Problem details: Below are the records. List every line holding the word "Maliye".

[Records from a data collection]
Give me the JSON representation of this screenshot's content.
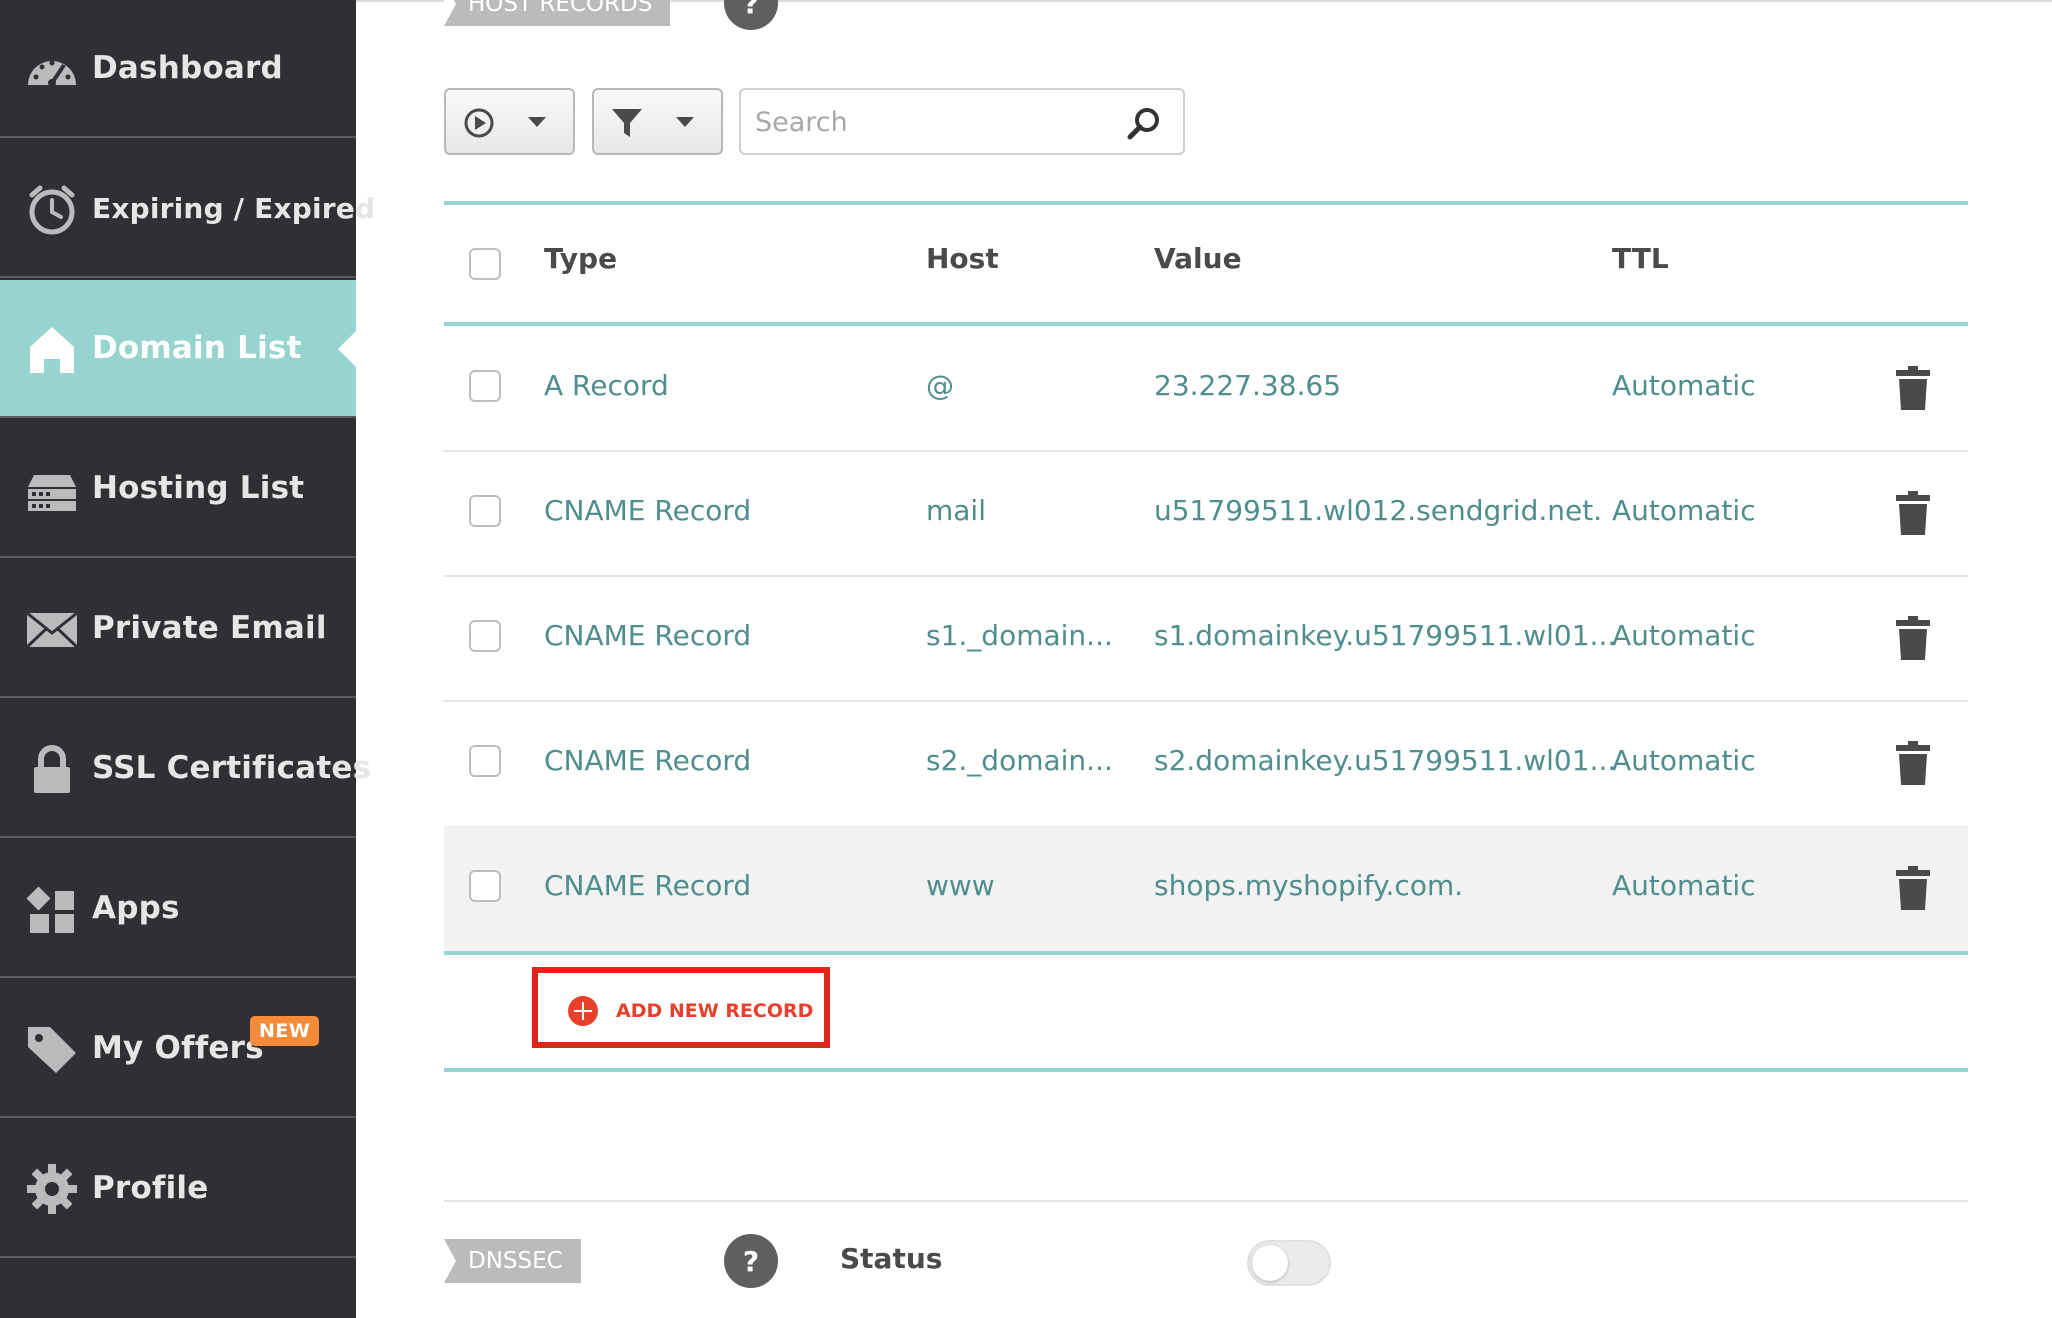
{
  "sidebar": {
    "items": [
      {
        "label": "Dashboard",
        "icon": "gauge-icon"
      },
      {
        "label": "Expiring / Expired",
        "icon": "timer-icon"
      },
      {
        "label": "Domain List",
        "icon": "home-icon",
        "active": true
      },
      {
        "label": "Hosting List",
        "icon": "server-icon"
      },
      {
        "label": "Private Email",
        "icon": "envelope-icon"
      },
      {
        "label": "SSL Certificates",
        "icon": "lock-icon"
      },
      {
        "label": "Apps",
        "icon": "apps-grid-icon"
      },
      {
        "label": "My Offers",
        "icon": "tag-icon",
        "badge": "NEW"
      },
      {
        "label": "Profile",
        "icon": "gear-icon"
      }
    ]
  },
  "host_records": {
    "section_label": "HOST RECORDS",
    "help_label": "?",
    "search": {
      "placeholder": "Search",
      "value": ""
    },
    "columns": {
      "type": "Type",
      "host": "Host",
      "value": "Value",
      "ttl": "TTL"
    },
    "rows": [
      {
        "type": "A Record",
        "host": "@",
        "value": "23.227.38.65",
        "ttl": "Automatic"
      },
      {
        "type": "CNAME Record",
        "host": "mail",
        "value": "u51799511.wl012.sendgrid.net.",
        "ttl": "Automatic"
      },
      {
        "type": "CNAME Record",
        "host": "s1._domain...",
        "value": "s1.domainkey.u51799511.wl01...",
        "ttl": "Automatic"
      },
      {
        "type": "CNAME Record",
        "host": "s2._domain...",
        "value": "s2.domainkey.u51799511.wl01...",
        "ttl": "Automatic"
      },
      {
        "type": "CNAME Record",
        "host": "www",
        "value": "shops.myshopify.com.",
        "ttl": "Automatic",
        "highlighted": true
      }
    ],
    "add_button_label": "ADD NEW RECORD"
  },
  "dnssec": {
    "section_label": "DNSSEC",
    "help_label": "?",
    "status_label": "Status",
    "status_enabled": false
  },
  "colors": {
    "sidebar_bg": "#2e3033",
    "active_bg": "#97d4cf",
    "teal_text": "#4f8e8d",
    "accent_red": "#e02416",
    "badge_orange": "#f58a3a"
  }
}
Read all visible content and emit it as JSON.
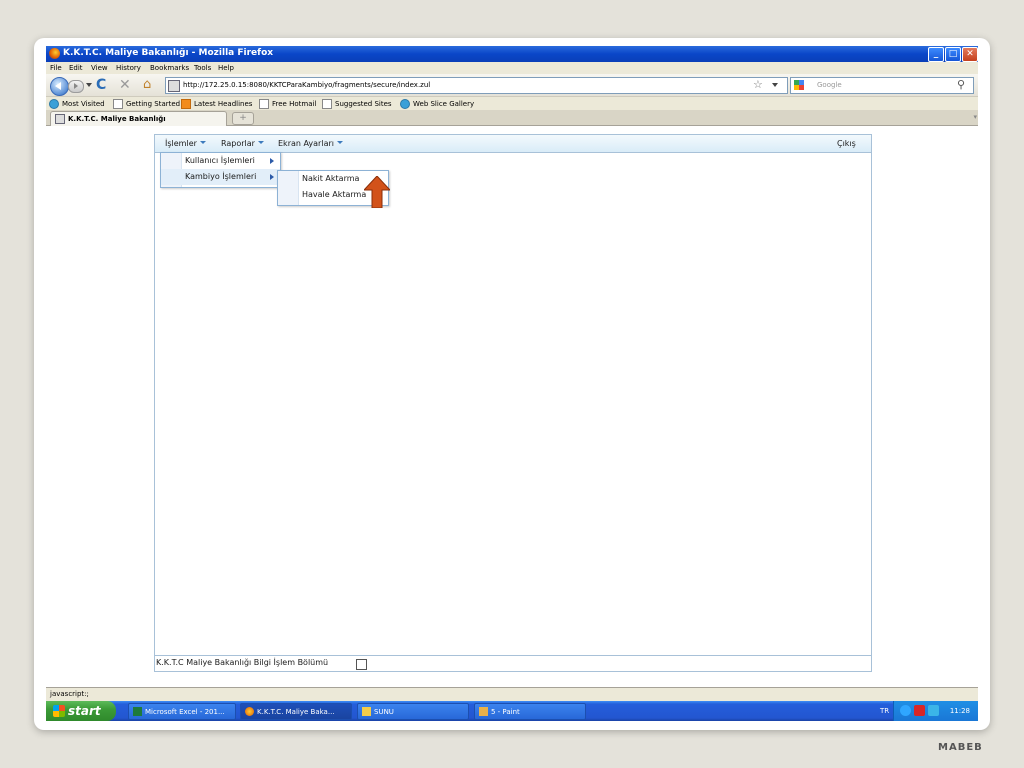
{
  "window": {
    "title": "K.K.T.C. Maliye Bakanlığı - Mozilla Firefox",
    "controls": {
      "minimize": "_",
      "maximize": "□",
      "close": "✕"
    }
  },
  "browser_menu": [
    "File",
    "Edit",
    "View",
    "History",
    "Bookmarks",
    "Tools",
    "Help"
  ],
  "navbar": {
    "url": "http://172.25.0.15:8080/KKTCParaKambiyo/fragments/secure/index.zul",
    "search_placeholder": "Google",
    "icons": {
      "back": "back-icon",
      "forward": "forward-icon",
      "reload": "reload-icon",
      "stop": "stop-icon",
      "home": "home-icon",
      "bookmark": "star-icon",
      "search": "magnifier-icon"
    }
  },
  "bookmarks": [
    "Most Visited",
    "Getting Started",
    "Latest Headlines",
    "Free Hotmail",
    "Suggested Sites",
    "Web Slice Gallery"
  ],
  "tab": {
    "label": "K.K.T.C. Maliye Bakanlığı",
    "new_tab": "+"
  },
  "app": {
    "menu": {
      "islemler": "İşlemler",
      "raporlar": "Raporlar",
      "ekran_ayarlari": "Ekran Ayarları",
      "cikis": "Çıkış"
    },
    "dropdown": [
      "Kullanıcı İşlemleri",
      "Kambiyo İşlemleri"
    ],
    "submenu": [
      "Nakit Aktarma",
      "Havale Aktarma"
    ],
    "footer": "K.K.T.C Maliye Bakanlığı Bilgi İşlem Bölümü",
    "annotation_color": "#d2521a"
  },
  "status": "javascript:;",
  "taskbar": {
    "start": "start",
    "tasks": [
      "Microsoft Excel - 201...",
      "K.K.T.C. Maliye Baka...",
      "SUNU",
      "5 - Paint"
    ],
    "lang": "TR",
    "clock": "11:28"
  },
  "brand": "MABEB"
}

Exercise result:
    "title": "K.K.T.C. Maliye Bakanlığı - Mozilla Firefox",
    "label": "K.K.T.C. Maliye Bakanlığı",
    "footer": "K.K.T.C Maliye Bakanlığı Bilgi İşlem Bölümü",
      "K.K.T.C. Maliye Baka...",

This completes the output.